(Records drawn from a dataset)
▬▬▬

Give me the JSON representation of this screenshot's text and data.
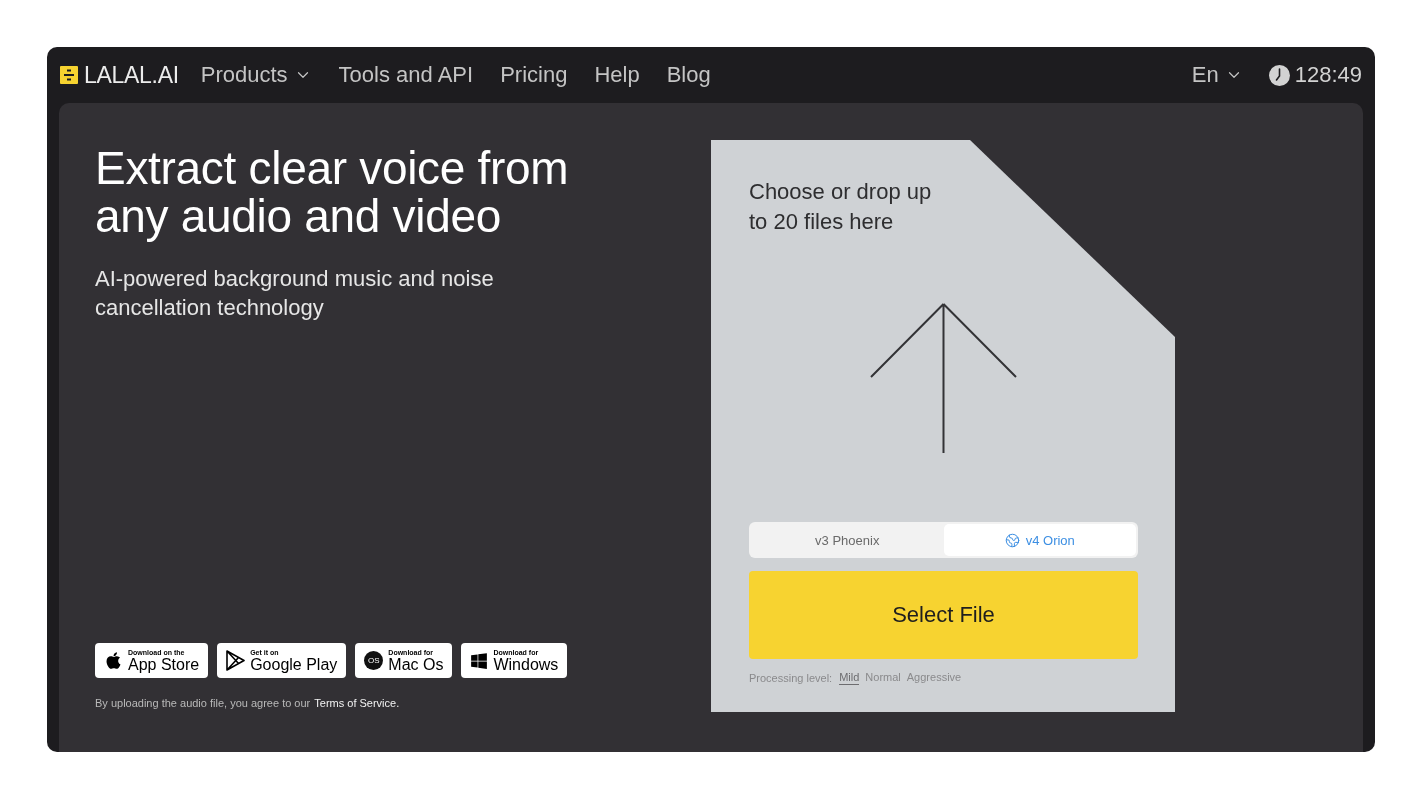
{
  "header": {
    "logo": "LALAL.AI",
    "nav": [
      {
        "label": "Products",
        "has_menu": true
      },
      {
        "label": "Tools and API",
        "has_menu": false
      },
      {
        "label": "Pricing",
        "has_menu": false
      },
      {
        "label": "Help",
        "has_menu": false
      },
      {
        "label": "Blog",
        "has_menu": false
      }
    ],
    "language": "En",
    "timer": "128:49"
  },
  "hero": {
    "title": "Extract clear voice from any audio and video",
    "subtitle": "AI-powered background music and noise cancellation technology"
  },
  "downloads": [
    {
      "kind": "apple",
      "caption": "Download on the",
      "store": "App Store"
    },
    {
      "kind": "google-play",
      "caption": "Get it on",
      "store": "Google Play"
    },
    {
      "kind": "macos",
      "icon_text": "OS",
      "caption": "Download for",
      "store": "Mac Os"
    },
    {
      "kind": "windows",
      "caption": "Download for",
      "store": "Windows"
    }
  ],
  "consent": {
    "text": "By uploading the audio file, you agree to our",
    "link": "Terms of Service."
  },
  "upload": {
    "prompt": "Choose or drop up to 20 files here",
    "models": [
      {
        "label": "v3 Phoenix",
        "selected": false
      },
      {
        "label": "v4 Orion",
        "selected": true
      }
    ],
    "button": "Select File",
    "processing": {
      "label": "Processing level:",
      "options": [
        {
          "label": "Mild",
          "selected": true
        },
        {
          "label": "Normal",
          "selected": false
        },
        {
          "label": "Aggressive",
          "selected": false
        }
      ]
    }
  }
}
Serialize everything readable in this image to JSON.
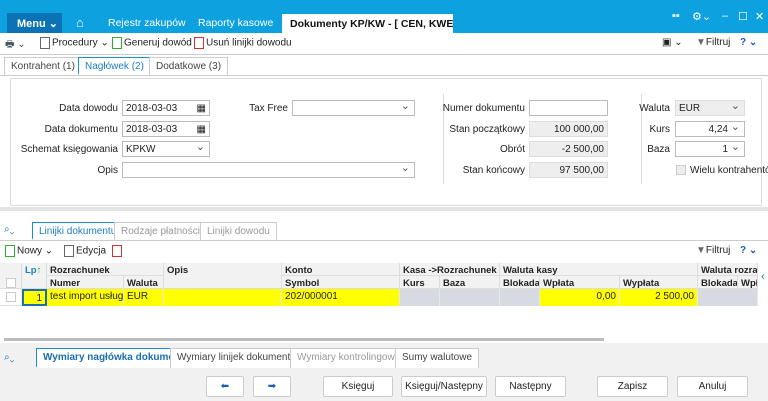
{
  "titlebar": {
    "menu": "Menu",
    "tabs": [
      "Rejestr zakupów",
      "Raporty kasowe"
    ],
    "active_tab": "Dokumenty KP/KW - [ CEN, KWEUR"
  },
  "toolbar": {
    "procedury": "Procedury",
    "generuj": "Generuj dowód",
    "usun": "Usuń linijki dowodu",
    "filtruj": "Filtruj"
  },
  "top_tabs": [
    "Kontrahent (1)",
    "Nagłówek (2)",
    "Dodatkowe (3)"
  ],
  "form": {
    "data_dowodu_label": "Data dowodu",
    "data_dowodu": "2018-03-03",
    "data_dokumentu_label": "Data dokumentu",
    "data_dokumentu": "2018-03-03",
    "schemat_label": "Schemat księgowania",
    "schemat": "KPKW",
    "opis_label": "Opis",
    "opis": "",
    "tax_free_label": "Tax Free",
    "tax_free": "",
    "numer_label": "Numer dokumentu",
    "numer": "",
    "stan_pocz_label": "Stan początkowy",
    "stan_pocz": "100 000,00",
    "obrot_label": "Obrót",
    "obrot": "-2 500,00",
    "stan_konc_label": "Stan końcowy",
    "stan_konc": "97 500,00",
    "waluta_label": "Waluta",
    "waluta": "EUR",
    "kurs_label": "Kurs",
    "kurs": "4,24",
    "baza_label": "Baza",
    "baza": "1",
    "wielu_label": "Wielu kontrahentów"
  },
  "mid_tabs": [
    "Linijki dokumentu",
    "Rodzaje płatności",
    "Linijki dowodu"
  ],
  "grid_toolbar": {
    "nowy": "Nowy",
    "edycja": "Edycja",
    "filtruj": "Filtruj"
  },
  "grid": {
    "group_headers": {
      "lp": "Lp",
      "rozrachunek": "Rozrachunek",
      "opis": "Opis",
      "konto": "Konto",
      "kasa": "Kasa ->Rozrachunek",
      "waluta_kasy": "Waluta kasy",
      "waluta_rozr": "Waluta rozrac"
    },
    "sub_headers": {
      "numer": "Numer",
      "waluta": "Waluta",
      "symbol": "Symbol",
      "kurs": "Kurs",
      "baza": "Baza",
      "blokada": "Blokada",
      "wplata": "Wpłata",
      "wyplata": "Wypłata",
      "blokada2": "Blokada",
      "wpl2": "Wpł"
    },
    "rows": [
      {
        "lp": "1",
        "numer": "test import usług",
        "waluta": "EUR",
        "opis": "",
        "symbol": "202/000001",
        "kurs": "",
        "baza": "",
        "blokada": "",
        "wplata": "0,00",
        "wyplata": "2 500,00"
      }
    ],
    "highlight": "#ffff00"
  },
  "bottom_tabs": [
    "Wymiary nagłówka dokumentu",
    "Wymiary linijek dokumentu",
    "Wymiary kontrolingowe",
    "Sumy walutowe"
  ],
  "buttons": {
    "ksieguj": "Księguj",
    "ksieguj_nast": "Księguj/Następny",
    "nastepny": "Następny",
    "zapisz": "Zapisz",
    "anuluj": "Anuluj"
  }
}
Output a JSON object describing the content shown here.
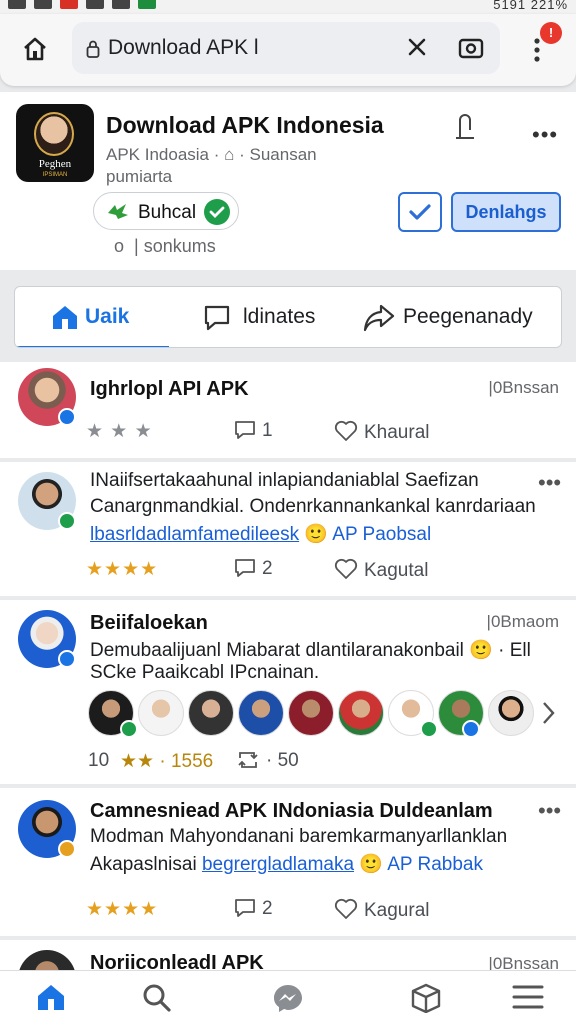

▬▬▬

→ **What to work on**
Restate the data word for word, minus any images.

→ **Response area**
Give me the JSON representation of this screenshot's text and data.
{
  "header": {
    "logo": "LALAL.AI",
    "nav": [
      {
        "label": "Products",
        "has_menu": true
      },
      {
        "label": "Tools and API",
        "has_menu": false
      },
      {
        "label": "Pricing",
        "has_menu": false
      },
      {
        "label": "Help",
        "has_menu": false
      },
      {
        "label": "Blog",
        "has_menu": false
      }
    ],
    "language": "En",
    "timer": "128:49"
  },
  "hero": {
    "title": "Extract clear voice from any audio and video",
    "subtitle": "AI-powered background music and noise cancellation technology"
  },
  "downloads": [
    {
      "kind": "apple",
      "caption": "Download on the",
      "store": "App Store"
    },
    {
      "kind": "google-play",
      "caption": "Get it on",
      "store": "Google Play"
    },
    {
      "kind": "macos",
      "icon_text": "OS",
      "caption": "Download for",
      "store": "Mac Os"
    },
    {
      "kind": "windows",
      "caption": "Download for",
      "store": "Windows"
    }
  ],
  "consent": {
    "text": "By uploading the audio file, you agree to our",
    "link": "Terms of Service."
  },
  "upload": {
    "prompt": "Choose or drop up to 20 files here",
    "models": [
      {
        "label": "v3 Phoenix",
        "selected": false
      },
      {
        "label": "v4 Orion",
        "selected": true
      }
    ],
    "button": "Select File",
    "processing": {
      "label": "Processing level:",
      "options": [
        {
          "label": "Mild",
          "selected": true
        },
        {
          "label": "Normal",
          "selected": false
        },
        {
          "label": "Aggressive",
          "selected": false
        }
      ]
    }
  }
}
Serialize everything readable in this image to JSON.
{
  "titlebar": {
    "menu": "Menu",
    "tabs": [
      "Rejestr zakupów",
      "Raporty kasowe"
    ],
    "active_tab": "Dokumenty KP/KW - [ CEN, KWEUR"
  },
  "toolbar": {
    "procedury": "Procedury",
    "generuj": "Generuj dowód",
    "usun": "Usuń linijki dowodu",
    "filtruj": "Filtruj"
  },
  "top_tabs": [
    "Kontrahent (1)",
    "Nagłówek (2)",
    "Dodatkowe (3)"
  ],
  "form": {
    "data_dowodu_label": "Data dowodu",
    "data_dowodu": "2018-03-03",
    "data_dokumentu_label": "Data dokumentu",
    "data_dokumentu": "2018-03-03",
    "schemat_label": "Schemat księgowania",
    "schemat": "KPKW",
    "opis_label": "Opis",
    "opis": "",
    "tax_free_label": "Tax Free",
    "tax_free": "",
    "numer_label": "Numer dokumentu",
    "numer": "",
    "stan_pocz_label": "Stan początkowy",
    "stan_pocz": "100 000,00",
    "obrot_label": "Obrót",
    "obrot": "-2 500,00",
    "stan_konc_label": "Stan końcowy",
    "stan_konc": "97 500,00",
    "waluta_label": "Waluta",
    "waluta": "EUR",
    "kurs_label": "Kurs",
    "kurs": "4,24",
    "baza_label": "Baza",
    "baza": "1",
    "wielu_label": "Wielu kontrahentów"
  },
  "mid_tabs": [
    "Linijki dokumentu",
    "Rodzaje płatności",
    "Linijki dowodu"
  ],
  "grid_toolbar": {
    "nowy": "Nowy",
    "edycja": "Edycja",
    "filtruj": "Filtruj"
  },
  "grid": {
    "group_headers": {
      "lp": "Lp",
      "rozrachunek": "Rozrachunek",
      "opis": "Opis",
      "konto": "Konto",
      "kasa": "Kasa ->Rozrachunek",
      "waluta_kasy": "Waluta kasy",
      "waluta_rozr": "Waluta rozrac"
    },
    "sub_headers": {
      "numer": "Numer",
      "waluta": "Waluta",
      "symbol": "Symbol",
      "kurs": "Kurs",
      "baza": "Baza",
      "blokada": "Blokada",
      "wplata": "Wpłata",
      "wyplata": "Wypłata",
      "blokada2": "Blokada",
      "wpl2": "Wpł"
    },
    "rows": [
      {
        "lp": "1",
        "numer": "test import usług",
        "waluta": "EUR",
        "opis": "",
        "symbol": "202/000001",
        "kurs": "",
        "baza": "",
        "blokada": "",
        "wplata": "0,00",
        "wyplata": "2 500,00"
      }
    ],
    "highlight": "#ffff00"
  },
  "bottom_tabs": [
    "Wymiary nagłówka dokumentu",
    "Wymiary linijek dokumentu",
    "Wymiary kontrolingowe",
    "Sumy walutowe"
  ],
  "buttons": {
    "ksieguj": "Księguj",
    "ksieguj_nast": "Księguj/Następny",
    "nastepny": "Następny",
    "zapisz": "Zapisz",
    "anuluj": "Anuluj"
  }
}
Output a JSON object describing the content shown here.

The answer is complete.